_What is expected:_ Produce a word-for-word copy of the data below.

_Records for the exercise:_
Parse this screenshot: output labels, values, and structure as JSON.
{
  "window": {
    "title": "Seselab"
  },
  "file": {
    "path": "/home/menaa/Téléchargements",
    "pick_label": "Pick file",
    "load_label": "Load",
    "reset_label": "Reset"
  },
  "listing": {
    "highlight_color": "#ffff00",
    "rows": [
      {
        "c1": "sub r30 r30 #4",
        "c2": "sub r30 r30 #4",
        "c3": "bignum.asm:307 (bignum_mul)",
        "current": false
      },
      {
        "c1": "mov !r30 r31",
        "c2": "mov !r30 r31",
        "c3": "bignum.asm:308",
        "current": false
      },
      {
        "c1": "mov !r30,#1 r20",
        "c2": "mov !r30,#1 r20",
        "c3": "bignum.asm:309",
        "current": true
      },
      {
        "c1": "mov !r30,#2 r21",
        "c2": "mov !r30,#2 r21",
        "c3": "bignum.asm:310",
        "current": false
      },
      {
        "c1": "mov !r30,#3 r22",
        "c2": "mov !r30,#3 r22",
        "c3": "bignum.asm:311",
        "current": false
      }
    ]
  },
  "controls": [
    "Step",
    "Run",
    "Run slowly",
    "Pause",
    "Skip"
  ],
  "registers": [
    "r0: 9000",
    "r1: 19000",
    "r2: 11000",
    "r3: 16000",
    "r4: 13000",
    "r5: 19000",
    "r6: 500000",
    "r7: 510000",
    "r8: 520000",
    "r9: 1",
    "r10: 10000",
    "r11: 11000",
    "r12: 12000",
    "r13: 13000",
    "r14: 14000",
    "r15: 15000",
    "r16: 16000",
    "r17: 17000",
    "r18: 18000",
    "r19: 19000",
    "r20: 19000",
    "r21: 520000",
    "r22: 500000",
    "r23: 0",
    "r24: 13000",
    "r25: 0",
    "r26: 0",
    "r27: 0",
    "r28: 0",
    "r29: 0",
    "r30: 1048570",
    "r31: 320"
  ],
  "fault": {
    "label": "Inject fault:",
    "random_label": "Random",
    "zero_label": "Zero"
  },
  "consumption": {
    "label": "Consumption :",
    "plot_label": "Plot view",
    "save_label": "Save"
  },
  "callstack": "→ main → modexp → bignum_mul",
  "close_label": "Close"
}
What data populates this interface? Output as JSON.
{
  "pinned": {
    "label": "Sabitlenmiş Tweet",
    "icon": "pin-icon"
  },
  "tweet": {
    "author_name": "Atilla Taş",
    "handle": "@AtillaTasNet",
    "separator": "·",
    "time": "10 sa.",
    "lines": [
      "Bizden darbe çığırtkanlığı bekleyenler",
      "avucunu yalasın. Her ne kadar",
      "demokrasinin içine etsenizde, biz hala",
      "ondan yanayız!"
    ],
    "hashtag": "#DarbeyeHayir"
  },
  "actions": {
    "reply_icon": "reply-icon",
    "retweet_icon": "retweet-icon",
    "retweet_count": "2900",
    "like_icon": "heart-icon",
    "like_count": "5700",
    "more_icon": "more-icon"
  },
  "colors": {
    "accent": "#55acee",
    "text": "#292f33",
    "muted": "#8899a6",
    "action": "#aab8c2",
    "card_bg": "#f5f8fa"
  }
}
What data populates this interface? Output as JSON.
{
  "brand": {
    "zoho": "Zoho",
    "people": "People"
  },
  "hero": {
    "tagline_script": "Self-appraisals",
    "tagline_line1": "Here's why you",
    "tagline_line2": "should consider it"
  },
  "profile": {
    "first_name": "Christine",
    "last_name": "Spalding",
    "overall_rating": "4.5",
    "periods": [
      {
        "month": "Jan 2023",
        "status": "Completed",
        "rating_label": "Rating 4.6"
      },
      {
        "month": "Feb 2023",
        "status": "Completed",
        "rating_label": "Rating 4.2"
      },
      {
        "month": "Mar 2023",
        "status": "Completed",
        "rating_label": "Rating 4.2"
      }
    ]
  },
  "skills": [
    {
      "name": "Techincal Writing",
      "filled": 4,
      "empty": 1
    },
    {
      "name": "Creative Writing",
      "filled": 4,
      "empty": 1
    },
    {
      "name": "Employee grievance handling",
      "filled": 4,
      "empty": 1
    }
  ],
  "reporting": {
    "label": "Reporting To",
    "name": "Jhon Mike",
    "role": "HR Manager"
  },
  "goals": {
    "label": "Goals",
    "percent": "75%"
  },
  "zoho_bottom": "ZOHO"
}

_Finished exercise:_
Parse this screenshot: output labels, values, and structure as JSON.
{
  "window": {
    "title": "Seselab"
  },
  "file": {
    "path": "/home/menaa/Téléchargements",
    "pick_label": "Pick file",
    "load_label": "Load",
    "reset_label": "Reset"
  },
  "listing": {
    "highlight_color": "#ffff00",
    "rows": [
      {
        "c1": "sub r30 r30 #4",
        "c2": "sub r30 r30 #4",
        "c3": "bignum.asm:307 (bignum_mul)",
        "current": false
      },
      {
        "c1": "mov !r30 r31",
        "c2": "mov !r30 r31",
        "c3": "bignum.asm:308",
        "current": false
      },
      {
        "c1": "mov !r30,#1 r20",
        "c2": "mov !r30,#1 r20",
        "c3": "bignum.asm:309",
        "current": true
      },
      {
        "c1": "mov !r30,#2 r21",
        "c2": "mov !r30,#2 r21",
        "c3": "bignum.asm:310",
        "current": false
      },
      {
        "c1": "mov !r30,#3 r22",
        "c2": "mov !r30,#3 r22",
        "c3": "bignum.asm:311",
        "current": false
      }
    ]
  },
  "controls": [
    "Step",
    "Run",
    "Run slowly",
    "Pause",
    "Skip"
  ],
  "registers": [
    "r0: 9000",
    "r1: 19000",
    "r2: 11000",
    "r3: 16000",
    "r4: 13000",
    "r5: 19000",
    "r6: 500000",
    "r7: 510000",
    "r8: 520000",
    "r9: 1",
    "r10: 10000",
    "r11: 11000",
    "r12: 12000",
    "r13: 13000",
    "r14: 14000",
    "r15: 15000",
    "r16: 16000",
    "r17: 17000",
    "r18: 18000",
    "r19: 19000",
    "r20: 19000",
    "r21: 520000",
    "r22: 500000",
    "r23: 0",
    "r24: 13000",
    "r25: 0",
    "r26: 0",
    "r27: 0",
    "r28: 0",
    "r29: 0",
    "r30: 1048570",
    "r31: 320"
  ],
  "fault": {
    "label": "Inject fault:",
    "random_label": "Random",
    "zero_label": "Zero"
  },
  "consumption": {
    "label": "Consumption :",
    "plot_label": "Plot view",
    "save_label": "Save"
  },
  "callstack": "→ main → modexp → bignum_mul",
  "close_label": "Close"
}
What data populates this interface? Output as JSON.
{
  "pinned": {
    "label": "Sabitlenmiş Tweet",
    "icon": "pin-icon"
  },
  "tweet": {
    "author_name": "Atilla Taş",
    "handle": "@AtillaTasNet",
    "separator": "·",
    "time": "10 sa.",
    "lines": [
      "Bizden darbe çığırtkanlığı bekleyenler",
      "avucunu yalasın. Her ne kadar",
      "demokrasinin içine etsenizde, biz hala",
      "ondan yanayız!"
    ],
    "hashtag": "#DarbeyeHayir"
  },
  "actions": {
    "reply_icon": "reply-icon",
    "retweet_icon": "retweet-icon",
    "retweet_count": "2900",
    "like_icon": "heart-icon",
    "like_count": "5700",
    "more_icon": "more-icon"
  },
  "colors": {
    "accent": "#55acee",
    "text": "#292f33",
    "muted": "#8899a6",
    "action": "#aab8c2",
    "card_bg": "#f5f8fa"
  }
}
What data populates this interface? Output as JSON.
{
  "brand": {
    "zoho": "Zoho",
    "people": "People"
  },
  "hero": {
    "tagline_script": "Self-appraisals",
    "tagline_line1": "Here's why you",
    "tagline_line2": "should consider it"
  },
  "profile": {
    "first_name": "Christine",
    "last_name": "Spalding",
    "overall_rating": "4.5",
    "periods": [
      {
        "month": "Jan 2023",
        "status": "Completed",
        "rating_label": "Rating 4.6"
      },
      {
        "month": "Feb 2023",
        "status": "Completed",
        "rating_label": "Rating 4.2"
      },
      {
        "month": "Mar 2023",
        "status": "Completed",
        "rating_label": "Rating 4.2"
      }
    ]
  },
  "skills": [
    {
      "name": "Techincal Writing",
      "filled": 4,
      "empty": 1
    },
    {
      "name": "Creative Writing",
      "filled": 4,
      "empty": 1
    },
    {
      "name": "Employee grievance handling",
      "filled": 4,
      "empty": 1
    }
  ],
  "reporting": {
    "label": "Reporting To",
    "name": "Jhon Mike",
    "role": "HR Manager"
  },
  "goals": {
    "label": "Goals",
    "percent": "75%"
  },
  "zoho_bottom": "ZOHO"
}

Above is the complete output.